On Thursday, members of the committee performed a meeting within the town of Dubois, to discuss changing the current regulations for horse racing within the state, and encompassing more commercial gaming aspects.
By the finish from the session, the majority were in favor for drafting a brand new bill amendment. The bill would see the county’s gaming commission accountable for enforcing and regulating legalized gaming in any county that desires to apply it.
All of the proceeds would then be invested back into the person counties and municipalities where these gaming operations are taking location. As the bill itself doesn’t legalize gambling as a completely, counties wishing to be included would initial need to opt in and agree towards the commissions regulations, and also the final decision would come from public vote.
The bill would also contact to get a law enforcement officer to function on behalf of the commission; ensuring that gaming is becoming regulated as it should be and all laws in the current legislation are being followed.
As good as all this might seem for Wyoming, the Northern Arapaho Tribe (who are Fremont County’s biggest employer and gaming enterprise), aren’t so happy about the prospect of sanctioning these gaming laws.
Unlike the Eastern Shoshone Tribe, the Arapaho’s don’t possess a revenue sharing agreement in place with the state, meaning these new laws could jeopardize a significant proportion of the tribe’s funding going forward.

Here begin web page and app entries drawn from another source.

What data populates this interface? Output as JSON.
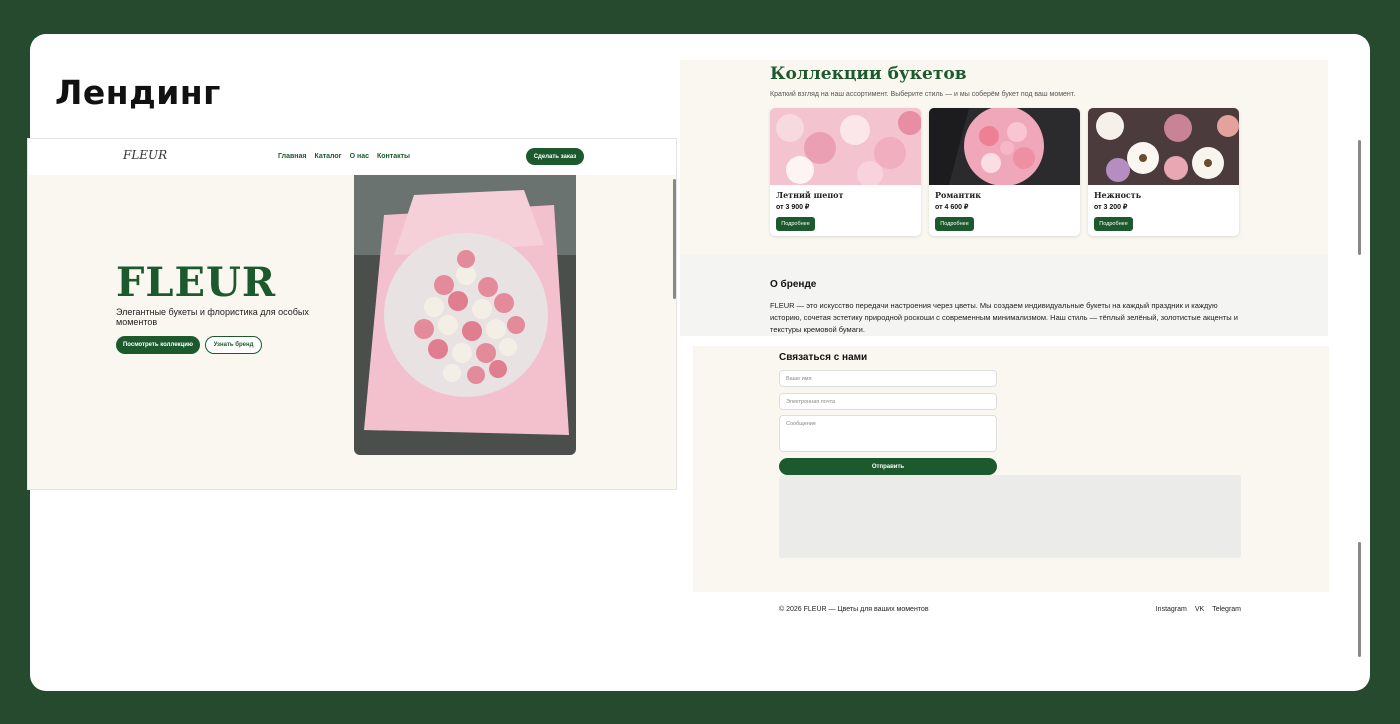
{
  "page": {
    "title": "Лендинг"
  },
  "hero": {
    "logo": "FLEUR",
    "nav": [
      "Главная",
      "Каталог",
      "О нас",
      "Контакты"
    ],
    "cta": "Сделать заказ",
    "title": "FLEUR",
    "subtitle": "Элегантные букеты и флористика для особых моментов",
    "primary_button": "Посмотреть коллекцию",
    "secondary_button": "Узнать бренд"
  },
  "collections": {
    "title": "Коллекции букетов",
    "subtitle": "Краткий взгляд на наш ассортимент. Выберите стиль — и мы соберём букет под ваш момент.",
    "items": [
      {
        "name": "Летний шепот",
        "price": "от 3 900 ₽",
        "button": "Подробнее"
      },
      {
        "name": "Романтик",
        "price": "от 4 600 ₽",
        "button": "Подробнее"
      },
      {
        "name": "Нежность",
        "price": "от 3 200 ₽",
        "button": "Подробнее"
      }
    ]
  },
  "about": {
    "title": "О бренде",
    "text": "FLEUR — это искусство передачи настроения через цветы. Мы создаем индивидуальные букеты на каждый праздник и каждую историю, сочетая эстетику природной роскоши с современным минимализмом. Наш стиль — тёплый зелёный, золотистые акценты и текстуры кремовой бумаги."
  },
  "contact": {
    "title": "Связаться с нами",
    "name_placeholder": "Ваше имя",
    "email_placeholder": "Электронная почта",
    "message_placeholder": "Сообщение",
    "submit": "Отправить"
  },
  "footer": {
    "copyright": "© 2026 FLEUR — Цветы для ваших моментов",
    "links": [
      "Instagram",
      "VK",
      "Telegram"
    ]
  },
  "colors": {
    "background": "#264a2e",
    "accent": "#1c5a2d",
    "cream": "#f9f7f0"
  }
}
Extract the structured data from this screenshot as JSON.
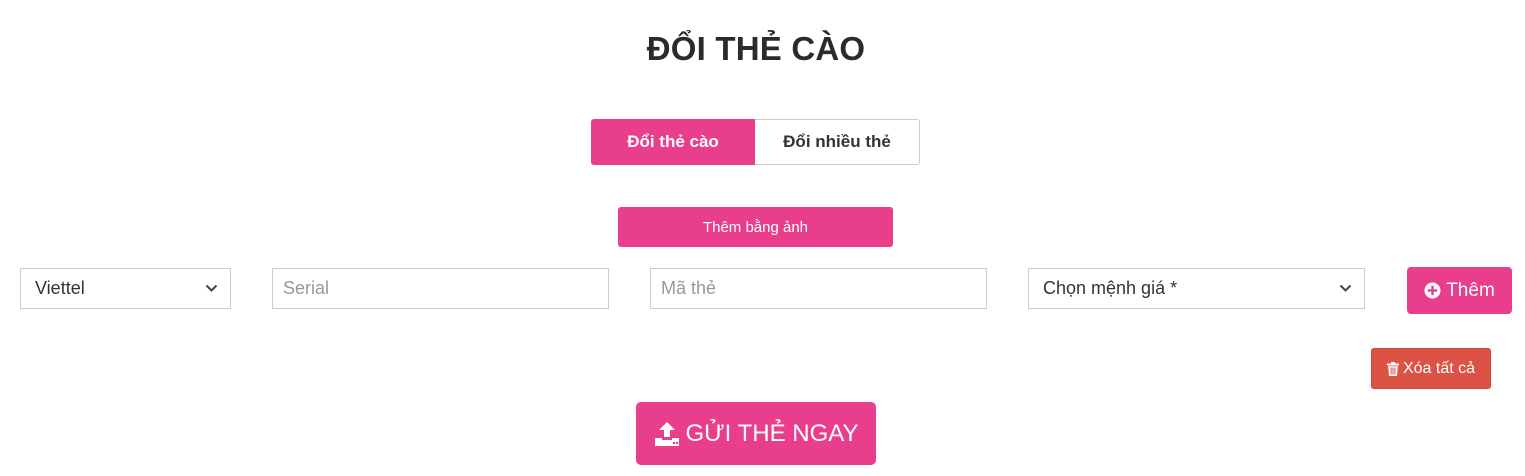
{
  "page": {
    "title": "ĐỔI THẺ CÀO"
  },
  "tabs": [
    {
      "label": "Đổi thẻ cào",
      "active": true
    },
    {
      "label": "Đổi nhiều thẻ",
      "active": false
    }
  ],
  "image_button": {
    "label": "Thêm bằng ảnh"
  },
  "form": {
    "carrier": {
      "selected": "Viettel"
    },
    "serial": {
      "value": "",
      "placeholder": "Serial"
    },
    "code": {
      "value": "",
      "placeholder": "Mã thẻ"
    },
    "denomination": {
      "selected": "Chọn mệnh giá *"
    }
  },
  "add_button": {
    "label": "Thêm",
    "icon": "plus-circle-icon"
  },
  "clear_button": {
    "label": "Xóa tất cả",
    "icon": "trash-icon"
  },
  "submit_button": {
    "label": "GỬI THẺ NGAY",
    "icon": "upload-icon"
  },
  "colors": {
    "primary": "#e83e8c",
    "danger": "#dc5245",
    "title": "#2b2b2b"
  }
}
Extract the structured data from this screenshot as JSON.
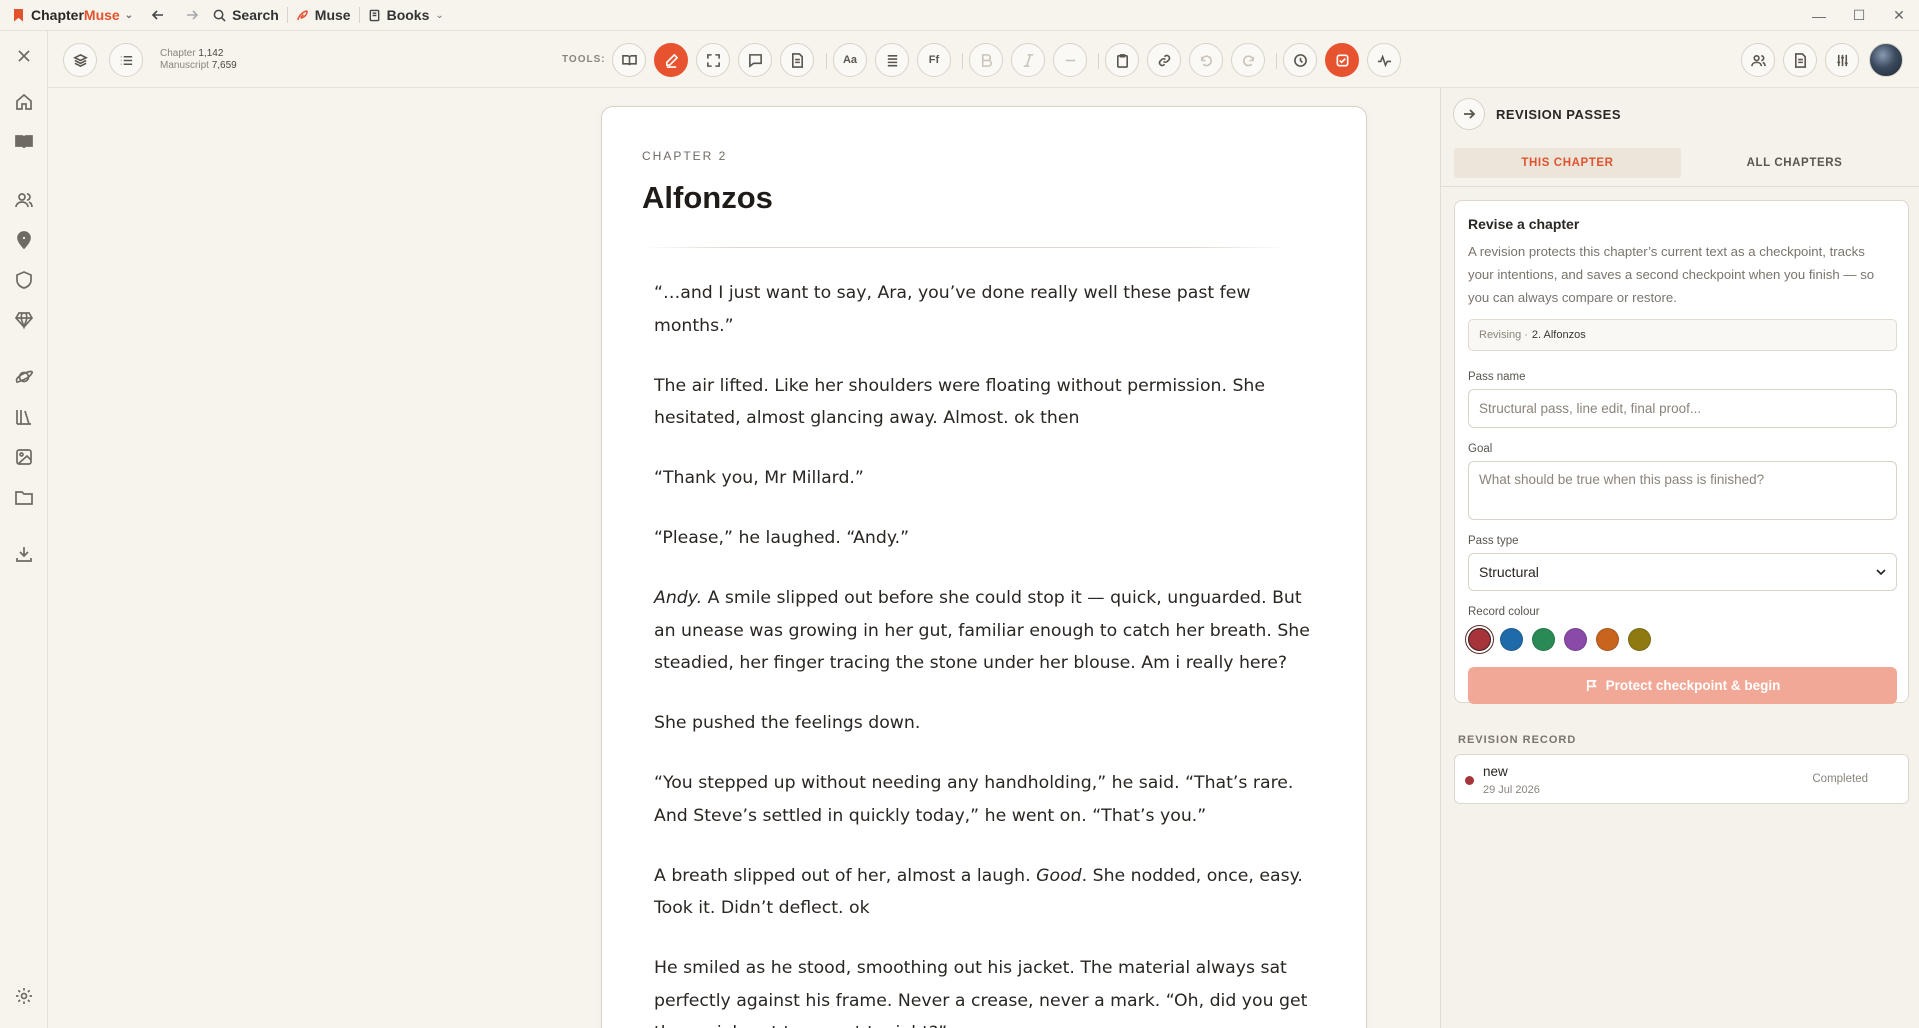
{
  "app": {
    "brand_part1": "Chapter",
    "brand_part2": "Muse",
    "nav_search": "Search",
    "nav_muse": "Muse",
    "nav_books": "Books"
  },
  "toolbar": {
    "chapter_label": "Chapter",
    "chapter_count": "1,142",
    "manuscript_label": "Manuscript",
    "manuscript_count": "7,659",
    "tools_label": "TOOLS:",
    "font_btn": "Aa",
    "ff_btn": "Ff",
    "accent_color": "#e8532f"
  },
  "document": {
    "chapter_label": "CHAPTER 2",
    "title": "Alfonzos",
    "p1": "“…and I just want to say, Ara, you’ve done really well these past few months.”",
    "p2": "The air lifted. Like her shoulders were floating without permission. She hesitated, almost glancing away. Almost. ok then",
    "p3": "“Thank you, Mr Millard.”",
    "p4": "“Please,” he laughed. “Andy.”",
    "p5_em": "Andy.",
    "p5_rest": " A smile slipped out before she could stop it — quick, unguarded. But an unease was growing in her gut, familiar enough to catch her breath. She steadied, her finger tracing the stone under her blouse. Am i really here?",
    "p6": "She pushed the feelings down.",
    "p7": "“You stepped up without needing any handholding,” he said. “That’s rare. And Steve’s settled in quickly today,” he went on. “That’s you.”",
    "p8_a": "A breath slipped out of her, almost a laugh. ",
    "p8_em": "Good",
    "p8_b": ". She nodded, once, easy. Took it. Didn’t deflect. ok",
    "p9": "He smiled as he stood, smoothing out his jacket. The material always sat perfectly against his frame. Never a crease, never a mark. “Oh, did you get the socials set to go out tonight?”"
  },
  "panel": {
    "title": "REVISION PASSES",
    "tab_this": "THIS CHAPTER",
    "tab_all": "ALL CHAPTERS",
    "card_title": "Revise a chapter",
    "card_desc": "A revision protects this chapter’s current text as a checkpoint, tracks your intentions, and saves a second checkpoint when you finish — so you can always compare or restore.",
    "revising_label": "Revising ·",
    "revising_value": "2. Alfonzos",
    "pass_name_label": "Pass name",
    "pass_name_placeholder": "Structural pass, line edit, final proof...",
    "goal_label": "Goal",
    "goal_placeholder": "What should be true when this pass is finished?",
    "pass_type_label": "Pass type",
    "pass_type_value": "Structural",
    "record_colour_label": "Record colour",
    "swatches": [
      "#a8343b",
      "#1f6aa8",
      "#2a8a55",
      "#8a4aa8",
      "#c8641e",
      "#8f7a12"
    ],
    "protect_button": "Protect checkpoint & begin",
    "record_label": "REVISION RECORD",
    "record_item": {
      "name": "new",
      "date": "29 Jul 2026",
      "status": "Completed",
      "color": "#a8343b"
    }
  }
}
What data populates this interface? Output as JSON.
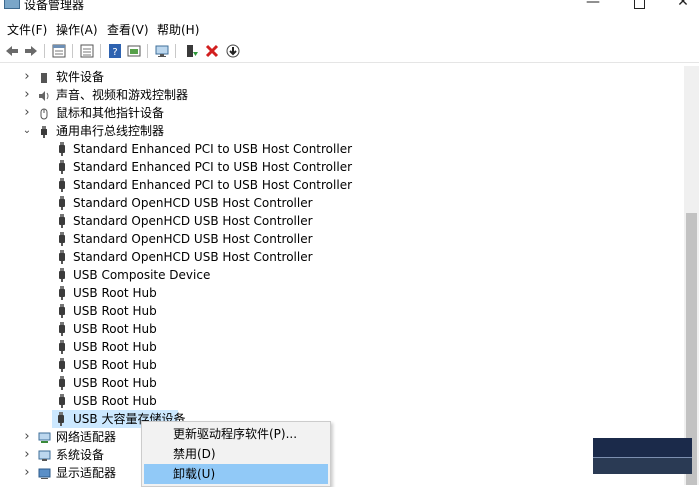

The Arapaho’s have reportedly utilized a number of different approaches to contest why these new regulations ought to not be implemented in Wyoming. They also attempted to win the public over on many occasions previously when the legislature tried to change current gambling laws.
“If that bill passes,” talked about one of the tribe’s company council members Samuel Dresser. “It’s going to hurt us.”
Former CEO from the tribe, Jim Conrad also shared his views on what consequences the new legislation could have on Native American gaming in the region. “It’ll kill the tribal casinos,” he stated.
And if industrial gambling is legalized, it will be the two tribes that endure the most when it comes to revenue loss and clients. Especially if these locations will be licensed to serve alcohol.
It is been estimated that the Northern Arapaho tribe will lose close to $14 million a year (about 40% of their gambling operations) when the bill is passed.
Although the Eastern Shoshone’s well-known Shoshone Rose Casino and Hotel in Lander do not need to share their revenue with the state, they have already faced their own financial hardship in the past; having to reduce solutions, hours of function and employee numbers in June this year.
Tribal leaders have heavily disputed the new legislation, but it appears that the county aren’t seeking to overturn decisions for commercial gaming to turn out to be much more accessible.
Mr. Dresser stated that the tribe initially approached the state within the early 2000s to discuss opening a casino, and they took a no-negotiations stance around the subject which forced the Northern Arapahos to take the problem to federal court. Law makers later ruled in favor of tribal gaming in 2005.
The tribe have invested greater than $80,000 in to the Wyoming Public Policy Center which formed the 2019 legislative session. Another $60,000 was recently spent in lobbying expenses to drive current petitions and policy papers that contest the new gambling regulations.